Published in the San Diego Union-Tribune, November 21, 2022
by Neil Senturia
The infamous potpourri.
A friend comes to me. The problem is a simple one. He would like to find someone to catch a falling knife for a real estate deal he owns.
It seems that bad news has come calling, and “leverage” is its name. When interest rates dramatically increase and you have a floating-rate loan, or mezzanine debt for your startup, then the problem of servicing the debt payment becomes front and center.
The friend says to me, “What interest rate will be needed for someone to lend me money on my project?” The answer is there is no rate because the solution is not rate, it is that the likelihood of being paid back is extremely slender. Very little equity is left in the project.

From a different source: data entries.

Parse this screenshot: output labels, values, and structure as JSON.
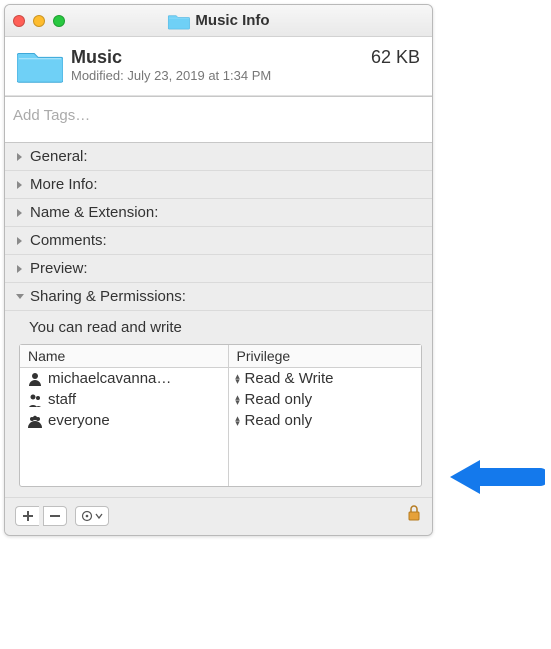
{
  "window": {
    "title": "Music Info"
  },
  "header": {
    "name": "Music",
    "modified_label": "Modified:",
    "modified_value": "July 23, 2019 at 1:34 PM",
    "size": "62 KB"
  },
  "tags": {
    "placeholder": "Add Tags…"
  },
  "sections": {
    "general": "General:",
    "more_info": "More Info:",
    "name_ext": "Name & Extension:",
    "comments": "Comments:",
    "preview": "Preview:",
    "sharing": "Sharing & Permissions:"
  },
  "permissions": {
    "note": "You can read and write",
    "col_name": "Name",
    "col_priv": "Privilege",
    "rows": [
      {
        "user": "michaelcavanna…",
        "priv": "Read & Write",
        "icon": "single"
      },
      {
        "user": "staff",
        "priv": "Read only",
        "icon": "pair"
      },
      {
        "user": "everyone",
        "priv": "Read only",
        "icon": "group"
      }
    ]
  },
  "toolbar": {
    "add": "+",
    "remove": "−",
    "action": "⊙"
  }
}
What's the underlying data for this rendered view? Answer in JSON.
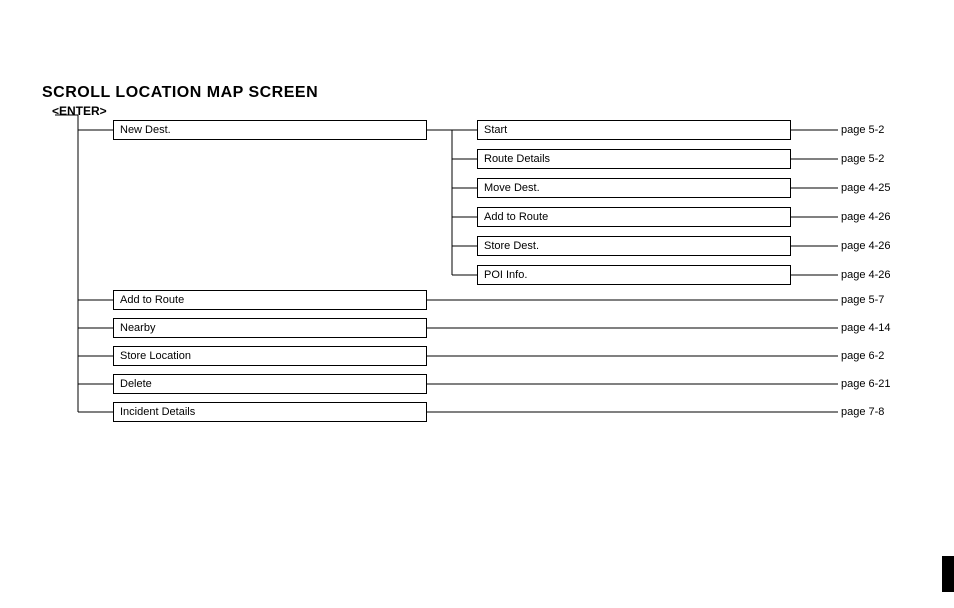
{
  "title": "SCROLL LOCATION MAP SCREEN",
  "subtitle": "<ENTER>",
  "level1": [
    {
      "label": "New Dest.",
      "page": ""
    },
    {
      "label": "Add to Route",
      "page": "page 5-7"
    },
    {
      "label": "Nearby",
      "page": "page 4-14"
    },
    {
      "label": "Store Location",
      "page": "page 6-2"
    },
    {
      "label": "Delete",
      "page": "page 6-21"
    },
    {
      "label": "Incident Details",
      "page": "page 7-8"
    }
  ],
  "level2": [
    {
      "label": "Start",
      "page": "page 5-2"
    },
    {
      "label": "Route Details",
      "page": "page 5-2"
    },
    {
      "label": "Move Dest.",
      "page": "page 4-25"
    },
    {
      "label": "Add to Route",
      "page": "page 4-26"
    },
    {
      "label": "Store Dest.",
      "page": "page 4-26"
    },
    {
      "label": "POI Info.",
      "page": "page 4-26"
    }
  ]
}
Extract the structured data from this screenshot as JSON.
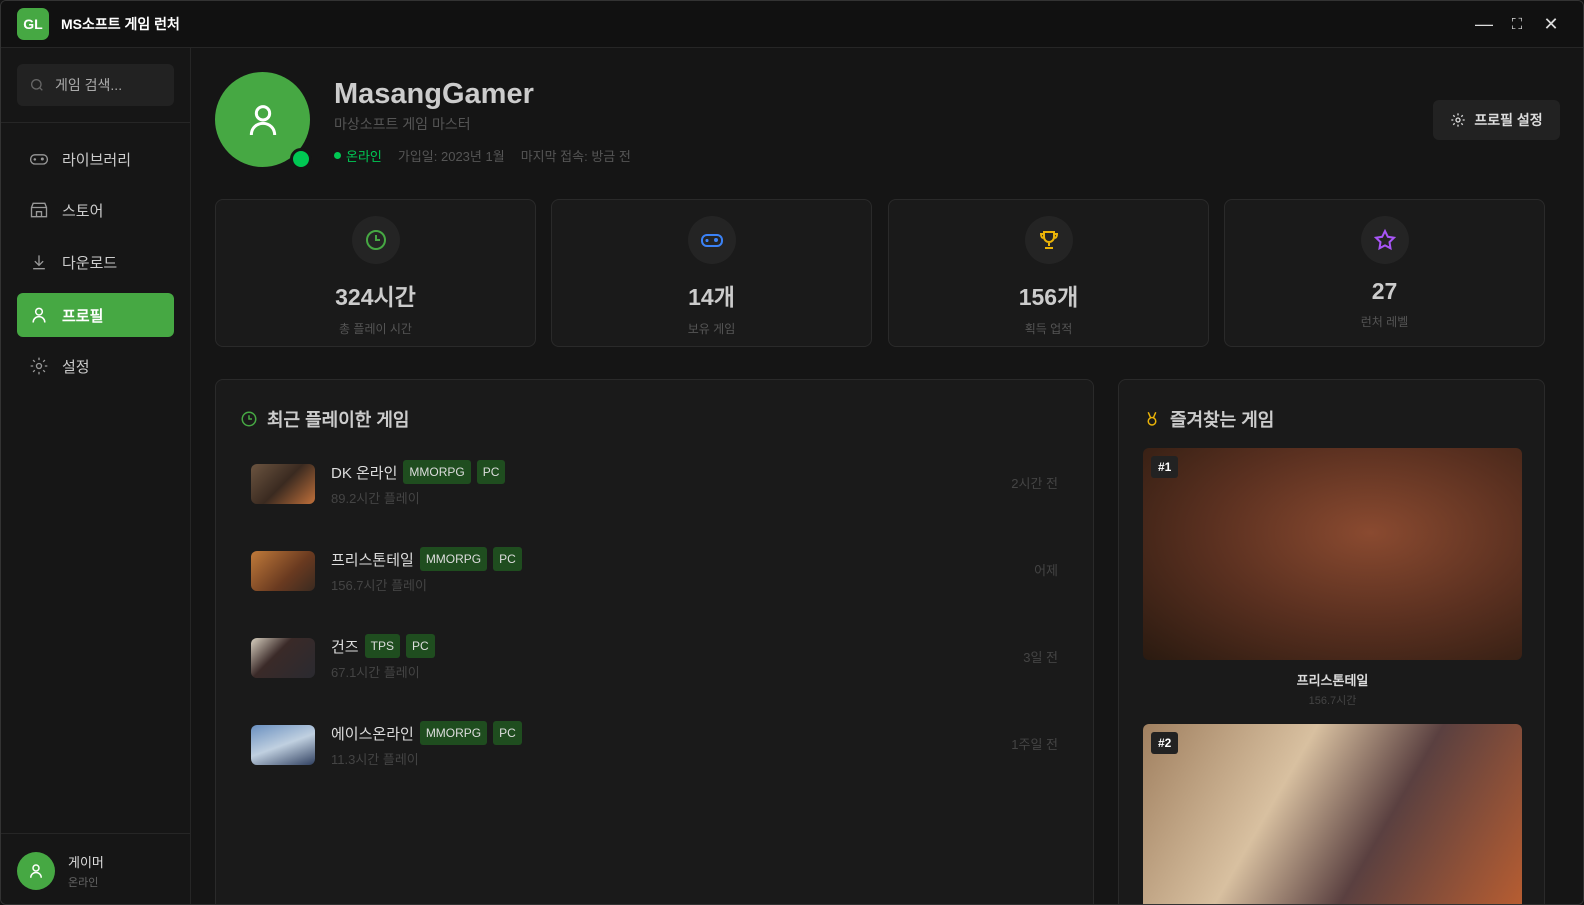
{
  "app": {
    "logo": "GL",
    "title": "MS소프트 게임 런처"
  },
  "window_controls": {
    "minimize": "—",
    "maximize": "⛶",
    "close": "✕"
  },
  "sidebar": {
    "search_placeholder": "게임 검색...",
    "items": [
      {
        "label": "라이브러리",
        "icon": "gamepad-icon"
      },
      {
        "label": "스토어",
        "icon": "store-icon"
      },
      {
        "label": "다운로드",
        "icon": "download-icon"
      },
      {
        "label": "프로필",
        "icon": "user-icon",
        "active": true
      },
      {
        "label": "설정",
        "icon": "gear-icon"
      }
    ],
    "user": {
      "name": "게이머",
      "status": "온라인"
    }
  },
  "profile": {
    "name": "MasangGamer",
    "subtitle": "마상소프트 게임 마스터",
    "status": "온라인",
    "joined": "가입일: 2023년 1월",
    "last_login": "마지막 접속: 방금 전",
    "settings_button": "프로필 설정"
  },
  "stats": [
    {
      "value": "324시간",
      "label": "총 플레이 시간",
      "color": "#46a843"
    },
    {
      "value": "14개",
      "label": "보유 게임",
      "color": "#3b82f6"
    },
    {
      "value": "156개",
      "label": "획득 업적",
      "color": "#eab308"
    },
    {
      "value": "27",
      "label": "런처 레벨",
      "color": "#a855f7"
    }
  ],
  "recent": {
    "title": "최근 플레이한 게임",
    "games": [
      {
        "name": "DK 온라인",
        "tags": [
          "MMORPG",
          "PC"
        ],
        "hours": "89.2시간 플레이",
        "time": "2시간 전"
      },
      {
        "name": "프리스톤테일",
        "tags": [
          "MMORPG",
          "PC"
        ],
        "hours": "156.7시간 플레이",
        "time": "어제"
      },
      {
        "name": "건즈",
        "tags": [
          "TPS",
          "PC"
        ],
        "hours": "67.1시간 플레이",
        "time": "3일 전"
      },
      {
        "name": "에이스온라인",
        "tags": [
          "MMORPG",
          "PC"
        ],
        "hours": "11.3시간 플레이",
        "time": "1주일 전"
      }
    ]
  },
  "favorites": {
    "title": "즐겨찾는 게임",
    "items": [
      {
        "rank": "#1",
        "name": "프리스톤테일",
        "hours": "156.7시간"
      },
      {
        "rank": "#2"
      }
    ]
  }
}
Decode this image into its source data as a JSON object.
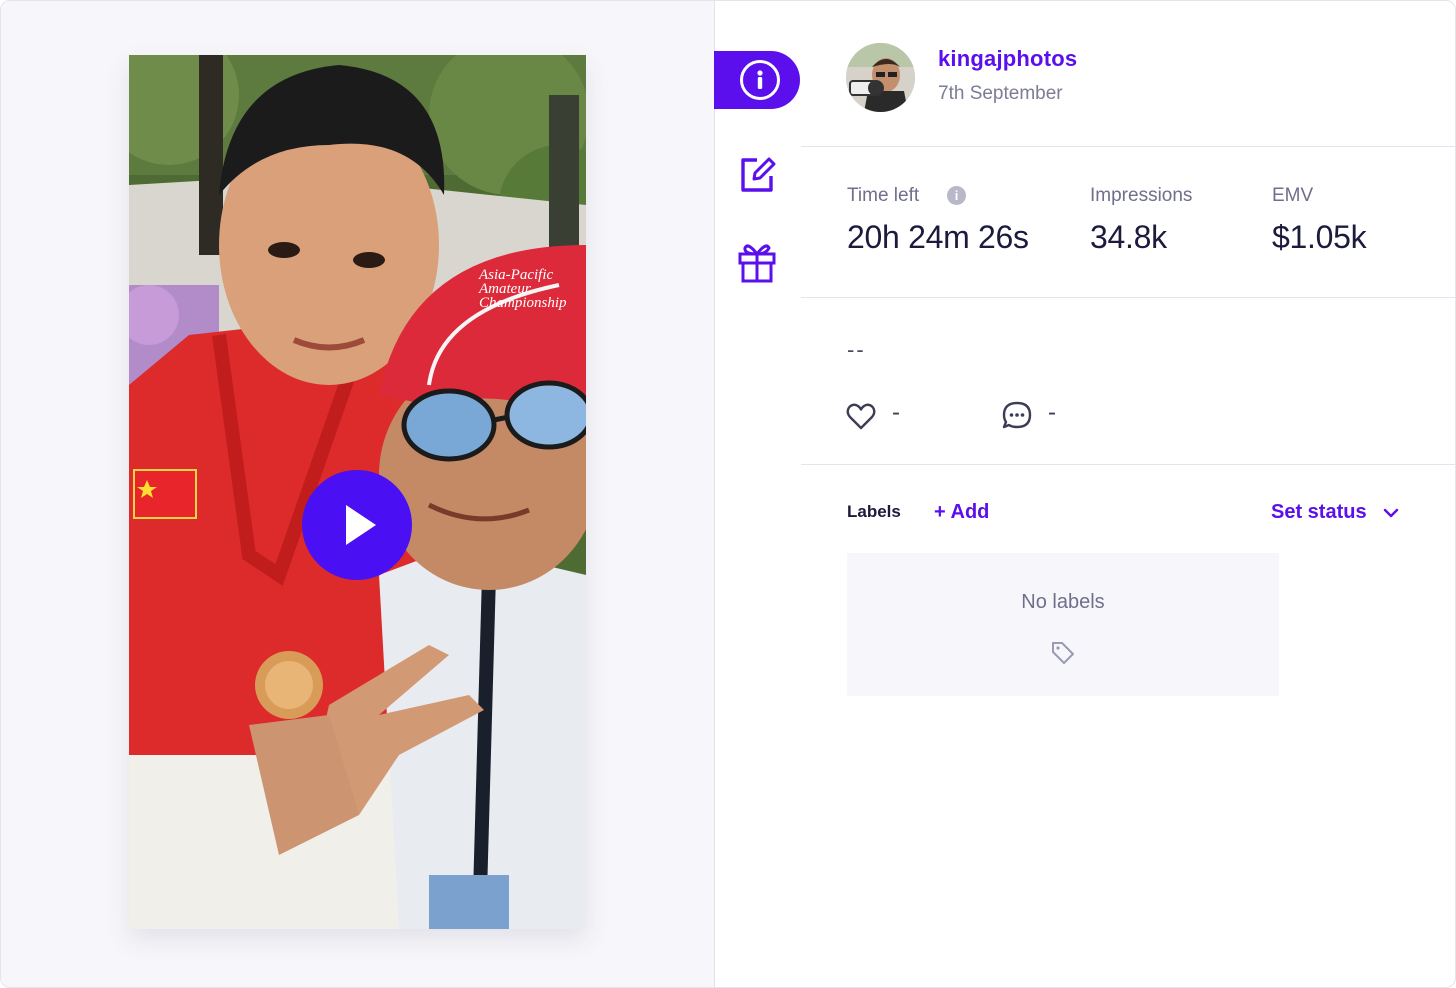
{
  "post": {
    "username": "kingajphotos",
    "date": "7th September",
    "caption": "--"
  },
  "stats": {
    "time_left_label": "Time left",
    "time_left_value": "20h 24m 26s",
    "impressions_label": "Impressions",
    "impressions_value": "34.8k",
    "emv_label": "EMV",
    "emv_value": "$1.05k"
  },
  "engagement": {
    "likes": "-",
    "comments": "-"
  },
  "labels": {
    "title": "Labels",
    "add_label": "+ Add",
    "status_label": "Set status",
    "empty_text": "No labels"
  },
  "rail": {
    "items": [
      "info-icon",
      "edit-icon",
      "gift-icon"
    ],
    "active": "info-icon"
  },
  "media": {
    "type": "video",
    "hat_text_line1": "Asia-Pacific",
    "hat_text_line2": "Amateur",
    "hat_text_line3": "Championship",
    "lanyard_text": "Asia-Pacific Amateur Championship"
  },
  "colors": {
    "accent": "#5b0fec",
    "play_button": "#4a0ff2",
    "text_primary": "#1c1a3d",
    "text_muted": "#6f6f8c"
  }
}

There might be predatory lenders who would be thrilled to lend and then foreclose, but that only delays the inevitable. What makes the story interesting to me is that the developer is already very wealthy. He could have opted to reduce risk by increasing equity, but that would dilute the ROI, return on investment. Maximum leverage works great in a rising market but can turn ugly quickly when the dark storm clouds blow in.
For reinforcement of this idea, I turn to the Wall Street Journal where Heather Somerville has written a lengthy article detailing the new weather pattern. Her article says venture capitalists are demanding that companies spend less and improve their margins. Profitability now trumps growth. To get there, you need to fire staff, cut spending, cancel projects and make your money last.
I guess Elon Musk must have read that article. He fired half of the Twitter employees a couple of weeks ago. Mike Volpi, Index Ventures, calls it “the end of the cycle.” It is not going to get better next month.
I gave a talk last month to 100 soon-to-graduate engineers at San Diego State Univesity. They are facing a daunting job market. I suggested they think carefully about risk and “expected value,” concepts on which I spend a lot of time.
Good long-term decisions can be challenging if your current personal environment has no optionality if you have no room to consider a rational risk. All of this argues for living below your means, whether you are a student or a startup. Burn rate can kill you.
I understand that this is not easy. I challenged the students to play the long game, if they can, to leave room to take the opportunity that doesn’t pay as well initially, but can be exponentially more attractive over time.
Finally, a somewhat immodest moment. More than a dozen years ago, I wrote the first “I’m There for You Baby” book. It seems it was mentioned recently by a famous podcaster, and I got an email from someone in London, who tried to buy the book on Amazon, but it is no longer in stock.
I tell him to send me an address, and I will send that book and a couple of others. You never want to miss a chance to empty the garage. We send the books, and then I get back a response that moves me to tears.
“My son Billy contacted you a couple of weeks ago wanting to source your book in the UK. I would like to thank you for this extremely generous gesture. One thing I would like you to know is that Billy is a shy, autistic 14-year-old boy. The email he sent you was the first time he has ever reached out to anyone outside of his immediate circle. I am most grateful to you for making this a positive experience for him.”
This is not a story about a pat on my personal back. This is a story that tells you the impact that care and kindness can make in your personal world. The elections are over, whichever side, it doesn’t matter, because in a couple of weeks the chaos will be ready to start again.
Giving Tuesday is coming up. The money is always nice to give, but an investment of your time and talent — well, as they say, is priceless.
Finally, I am going on an extended fly-fishing trip for a few weeks. The next column will be in mid-December. Stay safe and well.
Rule No. 739:
Don’t panic. The wheel will keep spinning.